* **DATASET EXCERPTS**:
============

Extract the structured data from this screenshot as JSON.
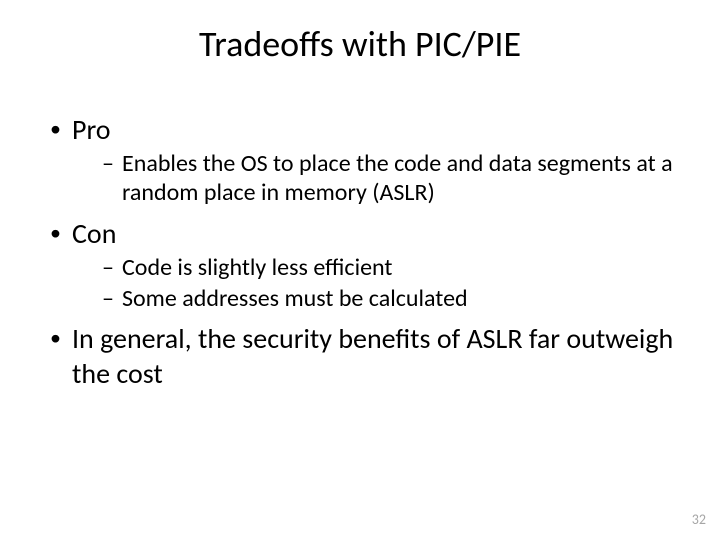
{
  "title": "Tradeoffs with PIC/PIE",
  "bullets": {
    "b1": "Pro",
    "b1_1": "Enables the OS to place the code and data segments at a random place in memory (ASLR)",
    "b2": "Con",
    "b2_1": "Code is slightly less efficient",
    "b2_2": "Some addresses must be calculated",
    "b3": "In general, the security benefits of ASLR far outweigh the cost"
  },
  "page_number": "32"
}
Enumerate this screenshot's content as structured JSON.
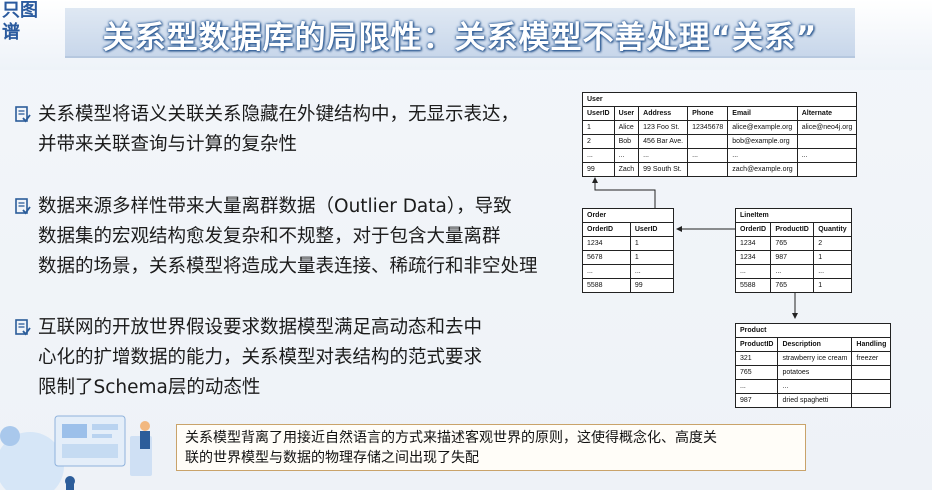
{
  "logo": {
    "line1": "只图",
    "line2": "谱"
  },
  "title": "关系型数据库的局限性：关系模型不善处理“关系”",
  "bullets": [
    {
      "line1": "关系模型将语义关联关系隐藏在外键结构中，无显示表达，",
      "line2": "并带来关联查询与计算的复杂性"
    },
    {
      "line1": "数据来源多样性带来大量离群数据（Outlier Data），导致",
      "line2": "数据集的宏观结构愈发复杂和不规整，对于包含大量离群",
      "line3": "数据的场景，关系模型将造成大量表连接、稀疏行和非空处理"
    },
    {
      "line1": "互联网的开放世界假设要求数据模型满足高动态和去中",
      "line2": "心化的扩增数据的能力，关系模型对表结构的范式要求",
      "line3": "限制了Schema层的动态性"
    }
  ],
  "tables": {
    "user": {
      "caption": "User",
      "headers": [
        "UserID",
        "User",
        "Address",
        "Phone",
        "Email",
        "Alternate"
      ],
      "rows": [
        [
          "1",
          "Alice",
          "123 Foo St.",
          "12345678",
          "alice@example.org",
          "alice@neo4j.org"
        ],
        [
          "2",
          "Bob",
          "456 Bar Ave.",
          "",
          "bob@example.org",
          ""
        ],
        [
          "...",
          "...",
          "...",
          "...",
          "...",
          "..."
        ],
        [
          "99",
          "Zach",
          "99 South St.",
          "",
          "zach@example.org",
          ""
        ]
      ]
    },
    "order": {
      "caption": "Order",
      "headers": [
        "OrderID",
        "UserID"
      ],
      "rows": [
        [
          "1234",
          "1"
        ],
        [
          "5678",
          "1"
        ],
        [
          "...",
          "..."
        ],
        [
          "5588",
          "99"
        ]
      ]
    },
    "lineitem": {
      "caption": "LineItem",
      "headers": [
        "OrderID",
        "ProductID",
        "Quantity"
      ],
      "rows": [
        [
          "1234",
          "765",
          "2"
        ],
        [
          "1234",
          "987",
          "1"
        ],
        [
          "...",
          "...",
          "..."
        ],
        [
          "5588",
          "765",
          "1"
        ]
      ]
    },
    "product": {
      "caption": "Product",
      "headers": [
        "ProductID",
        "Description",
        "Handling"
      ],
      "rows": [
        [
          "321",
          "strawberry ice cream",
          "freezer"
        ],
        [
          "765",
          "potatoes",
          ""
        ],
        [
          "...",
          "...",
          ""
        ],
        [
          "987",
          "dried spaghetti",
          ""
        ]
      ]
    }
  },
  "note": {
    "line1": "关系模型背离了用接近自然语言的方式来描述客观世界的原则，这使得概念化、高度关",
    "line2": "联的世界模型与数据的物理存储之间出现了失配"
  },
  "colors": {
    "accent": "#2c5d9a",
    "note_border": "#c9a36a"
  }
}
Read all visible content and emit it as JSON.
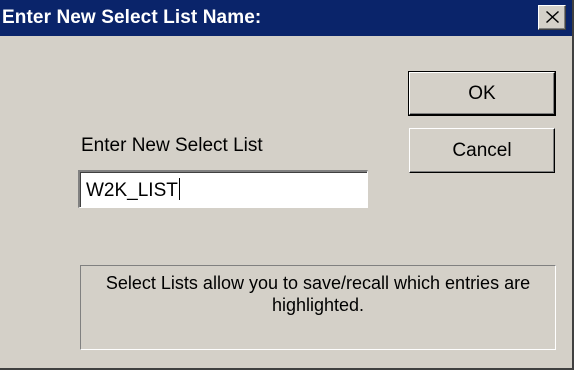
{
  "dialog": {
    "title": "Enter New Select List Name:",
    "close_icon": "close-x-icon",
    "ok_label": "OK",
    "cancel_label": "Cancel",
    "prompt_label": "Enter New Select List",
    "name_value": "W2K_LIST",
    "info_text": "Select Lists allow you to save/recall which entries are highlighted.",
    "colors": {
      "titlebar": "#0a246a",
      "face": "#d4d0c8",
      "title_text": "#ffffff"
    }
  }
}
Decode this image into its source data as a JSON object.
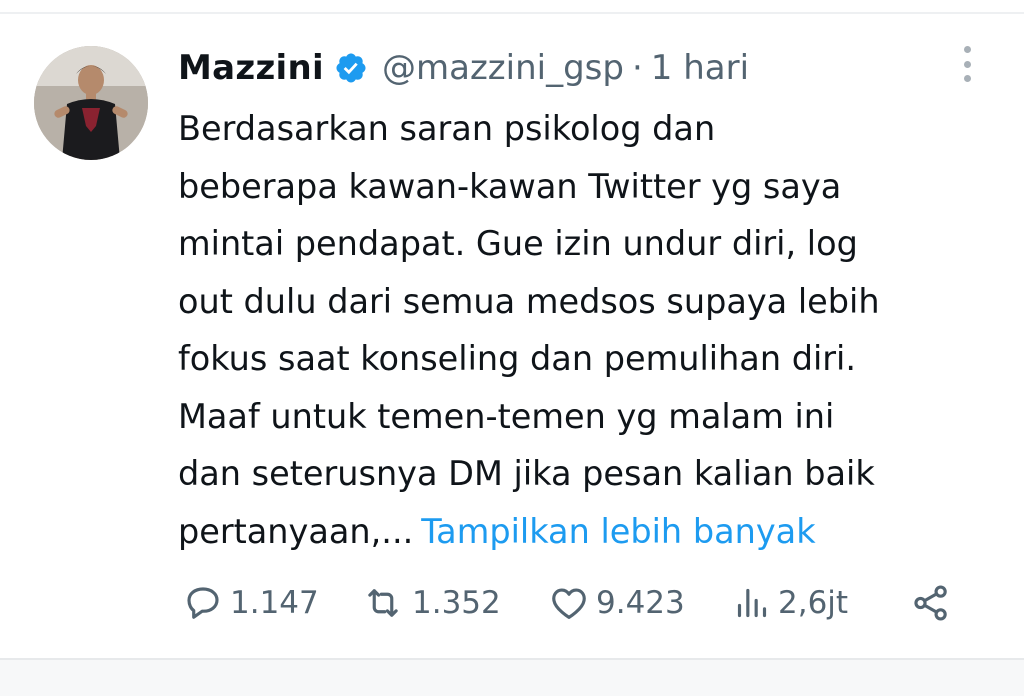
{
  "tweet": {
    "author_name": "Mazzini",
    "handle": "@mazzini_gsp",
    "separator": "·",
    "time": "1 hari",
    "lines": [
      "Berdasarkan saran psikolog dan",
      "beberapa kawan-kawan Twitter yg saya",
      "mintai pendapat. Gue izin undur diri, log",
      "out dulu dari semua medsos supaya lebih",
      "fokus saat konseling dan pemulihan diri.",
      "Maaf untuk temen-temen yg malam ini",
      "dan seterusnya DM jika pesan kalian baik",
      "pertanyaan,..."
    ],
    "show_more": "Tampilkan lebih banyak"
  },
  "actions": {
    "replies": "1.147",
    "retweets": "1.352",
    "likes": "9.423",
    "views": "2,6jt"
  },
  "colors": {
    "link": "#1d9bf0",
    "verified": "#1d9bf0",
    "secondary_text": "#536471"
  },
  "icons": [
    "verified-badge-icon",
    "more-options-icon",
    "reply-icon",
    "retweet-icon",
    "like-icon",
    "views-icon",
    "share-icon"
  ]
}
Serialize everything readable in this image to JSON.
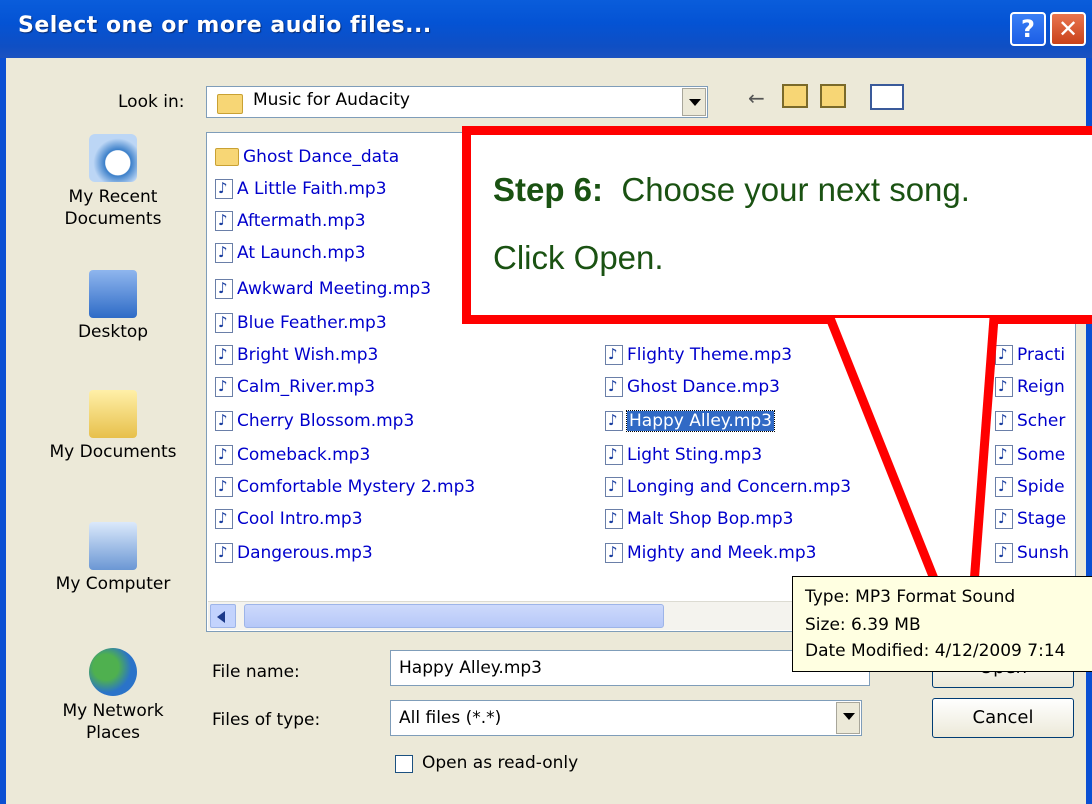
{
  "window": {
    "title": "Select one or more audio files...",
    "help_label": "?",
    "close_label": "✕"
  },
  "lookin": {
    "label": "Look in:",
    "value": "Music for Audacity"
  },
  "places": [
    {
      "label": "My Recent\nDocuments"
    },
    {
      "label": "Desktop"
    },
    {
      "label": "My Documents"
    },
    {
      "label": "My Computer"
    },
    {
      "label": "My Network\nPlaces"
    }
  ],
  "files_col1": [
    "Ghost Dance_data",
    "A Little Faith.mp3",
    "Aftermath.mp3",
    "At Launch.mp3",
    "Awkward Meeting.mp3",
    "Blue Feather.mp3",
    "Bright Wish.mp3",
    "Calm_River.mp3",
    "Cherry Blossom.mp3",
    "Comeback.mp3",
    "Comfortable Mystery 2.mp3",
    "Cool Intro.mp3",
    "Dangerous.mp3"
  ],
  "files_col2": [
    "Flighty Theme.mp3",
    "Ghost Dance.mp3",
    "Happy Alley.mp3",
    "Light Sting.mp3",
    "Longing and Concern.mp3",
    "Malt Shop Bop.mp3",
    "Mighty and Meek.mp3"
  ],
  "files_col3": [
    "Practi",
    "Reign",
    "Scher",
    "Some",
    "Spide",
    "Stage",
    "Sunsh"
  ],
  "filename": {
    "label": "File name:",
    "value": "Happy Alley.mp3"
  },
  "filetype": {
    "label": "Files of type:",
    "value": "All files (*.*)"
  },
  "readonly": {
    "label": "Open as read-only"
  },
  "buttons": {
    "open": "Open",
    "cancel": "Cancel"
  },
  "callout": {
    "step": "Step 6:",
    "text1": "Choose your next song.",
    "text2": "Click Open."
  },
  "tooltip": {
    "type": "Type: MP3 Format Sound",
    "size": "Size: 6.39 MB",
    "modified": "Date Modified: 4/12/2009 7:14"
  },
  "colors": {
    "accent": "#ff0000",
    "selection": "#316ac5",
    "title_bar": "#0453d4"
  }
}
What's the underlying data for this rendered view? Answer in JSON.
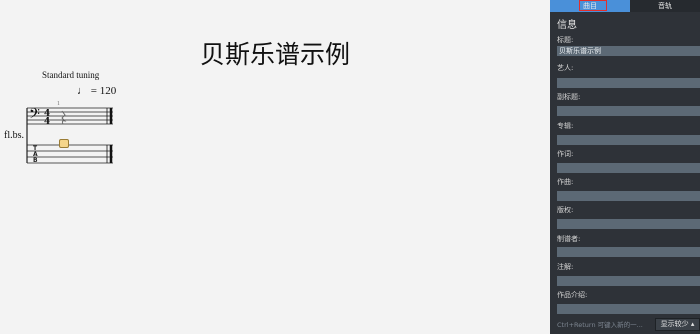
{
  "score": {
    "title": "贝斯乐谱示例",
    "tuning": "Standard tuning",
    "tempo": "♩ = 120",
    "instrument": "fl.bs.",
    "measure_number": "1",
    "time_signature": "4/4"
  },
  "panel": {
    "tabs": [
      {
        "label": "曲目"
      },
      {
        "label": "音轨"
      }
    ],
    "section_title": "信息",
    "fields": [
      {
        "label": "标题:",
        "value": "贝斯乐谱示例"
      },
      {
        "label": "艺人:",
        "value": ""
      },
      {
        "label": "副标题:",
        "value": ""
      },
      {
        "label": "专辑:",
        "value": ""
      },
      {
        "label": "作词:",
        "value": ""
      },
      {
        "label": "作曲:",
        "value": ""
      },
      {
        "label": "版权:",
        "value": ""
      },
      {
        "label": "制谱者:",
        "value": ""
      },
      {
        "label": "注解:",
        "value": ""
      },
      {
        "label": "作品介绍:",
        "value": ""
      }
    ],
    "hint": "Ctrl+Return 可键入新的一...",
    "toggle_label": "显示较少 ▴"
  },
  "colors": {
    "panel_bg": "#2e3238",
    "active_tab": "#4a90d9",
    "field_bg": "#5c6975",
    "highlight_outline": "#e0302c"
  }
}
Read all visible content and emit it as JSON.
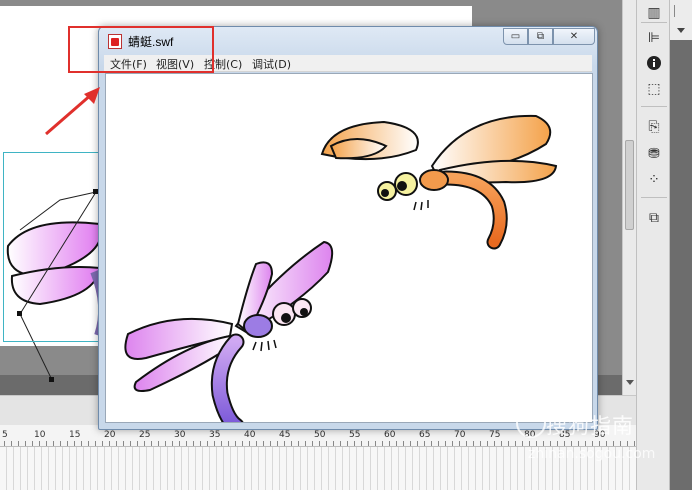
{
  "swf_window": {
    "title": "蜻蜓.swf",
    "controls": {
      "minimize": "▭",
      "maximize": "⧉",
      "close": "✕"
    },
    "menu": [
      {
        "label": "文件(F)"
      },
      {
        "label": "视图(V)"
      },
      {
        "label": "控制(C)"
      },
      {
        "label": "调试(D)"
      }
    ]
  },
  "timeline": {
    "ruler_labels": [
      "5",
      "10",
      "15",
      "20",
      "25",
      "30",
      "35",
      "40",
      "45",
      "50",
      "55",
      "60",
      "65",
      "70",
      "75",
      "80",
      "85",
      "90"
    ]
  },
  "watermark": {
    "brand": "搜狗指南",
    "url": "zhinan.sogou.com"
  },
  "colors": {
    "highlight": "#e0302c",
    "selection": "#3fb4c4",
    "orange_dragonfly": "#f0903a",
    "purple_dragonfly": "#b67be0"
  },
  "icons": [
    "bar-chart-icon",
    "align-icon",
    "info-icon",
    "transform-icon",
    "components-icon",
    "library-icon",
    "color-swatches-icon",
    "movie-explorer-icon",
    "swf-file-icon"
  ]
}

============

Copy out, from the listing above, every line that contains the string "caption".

* **WRITTEN ANSWER**:
      "caption": "User",
      "caption": "Order",
      "caption": "LineItem",
      "caption": "Product",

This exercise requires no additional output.